It is predicting a record amount of purchase originations in each of the following three years, but the MBA is also expecting average rates for the 30-year fixed to rise to 3.9% by 2023. That will cut into refinance activity, said Mike Fratantoni, its chief economist said during the group's annual convention.
Fratantoni is now expecting $3.18 trillion in total originations this year, a slight increase from August's $3.14 trillion forecast. The industry's best year ever was 2003, with $3.8 trillion in volume, according to the MBA's data.
Total originations will fall to $2.5 trillion in 2021, $2.15 trillion in 2022 and $2.13 trillion in its newly released 2023 outlook. Refis will slip from $1.76 trillion this year to $946 billion, $573 billion and $520 billion over that same timeframe.
But purchase volume will steadily rise from $1.4 trillion this year, to $1.54 trillion in 2021, $1.57 trillion the following year and $1.6 trillion the year after that.
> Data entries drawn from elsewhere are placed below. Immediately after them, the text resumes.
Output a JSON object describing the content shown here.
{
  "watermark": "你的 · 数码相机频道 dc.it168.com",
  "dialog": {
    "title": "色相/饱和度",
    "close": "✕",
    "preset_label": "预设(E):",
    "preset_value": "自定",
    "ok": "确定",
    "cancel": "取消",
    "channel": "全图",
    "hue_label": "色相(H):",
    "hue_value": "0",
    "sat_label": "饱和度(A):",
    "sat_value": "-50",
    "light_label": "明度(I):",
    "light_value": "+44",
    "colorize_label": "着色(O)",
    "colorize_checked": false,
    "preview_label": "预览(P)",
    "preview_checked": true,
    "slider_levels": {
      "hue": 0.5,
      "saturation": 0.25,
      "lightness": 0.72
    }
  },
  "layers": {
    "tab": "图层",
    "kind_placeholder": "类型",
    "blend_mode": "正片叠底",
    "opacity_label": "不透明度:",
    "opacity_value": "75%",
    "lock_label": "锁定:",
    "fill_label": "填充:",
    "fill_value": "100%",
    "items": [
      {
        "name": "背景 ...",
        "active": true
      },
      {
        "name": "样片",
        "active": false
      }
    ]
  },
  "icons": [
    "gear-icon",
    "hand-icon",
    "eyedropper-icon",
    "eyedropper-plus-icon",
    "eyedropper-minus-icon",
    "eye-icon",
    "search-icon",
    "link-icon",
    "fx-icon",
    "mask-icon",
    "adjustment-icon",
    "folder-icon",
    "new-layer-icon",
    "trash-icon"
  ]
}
The current strong purchase volume is not just from the pent-up demand sidelined during what would have been the normal spring home-buying season. It's also "new demand as households are looking for potentially larger homes as more people work from home and have distance-learning going on the household," said Joel Kan, associate vice president of economic and industry forecasting.
"Moving from a period where rates are at a record low to a period where rates are somewhat higher, we think that's going to result in a significant 40%-plus drop in refis in 2021," Fratantoni said. "Looking back on this years from now, you will remember 2020 as an absolute banner year for this industry."
Earlier this month, Fannie Mae predicted the industry's first-ever $4 trillion year in 2020, while Freddie Mac said it was expecting $3.6 trillion. For 2021, the only other year the GSEs have forecast for, they are expecting $2.6 trillion and $2.7 trillion, respectively.
The GSEs' economists are predicting rates will remain flat in 2021, unlike Fratantoni.
"The most important factor you need to focus on with respect to rates is what's happening with the federal budget deficit," Fratantoni said. Going into the year, the expectations were for a $1 trillion, but because of the pandemic and the relief efforts there was a $3.1 trillion deficit in federal fiscal year 2020. For the current fiscal year, it could be $2.5 trillion or more.
The Treasury had to auction $4.5 trillion of debt this year, "and it's not going to slow down" going forward. "And what's different this time is it's not just the U.S," Fratantoni said. Every country in the world is facing the same situation, and as a result U.S. Treasury securities are going to be competing with a lot of investors around the world for funds. That will put some upward pressure on yields.
While short-term rates will remain extremely low, the longer-term rates to which mortgages are benchmarked are going to edge upward over the next couple of years as the economy improves, he said.
Fratantoni added that the forecast was based on the presumption that there will be a vaccine for COVID-19 and that the pandemic will be under control next year. It is also takes into account the likelihood of another fiscal stimulus bill passing Congress.
But a more pessimistic scenario around the coronavirus would lead to lower rates next year. And a post-election shift in the control of the White House and Senate could lead to much more spending from the federal government that "really exacerbates some of those deficit issues," leading to higher-than-expected rates, which in turn could end the current refi wave "even sooner and the drop could be sharper," Fratantoni said.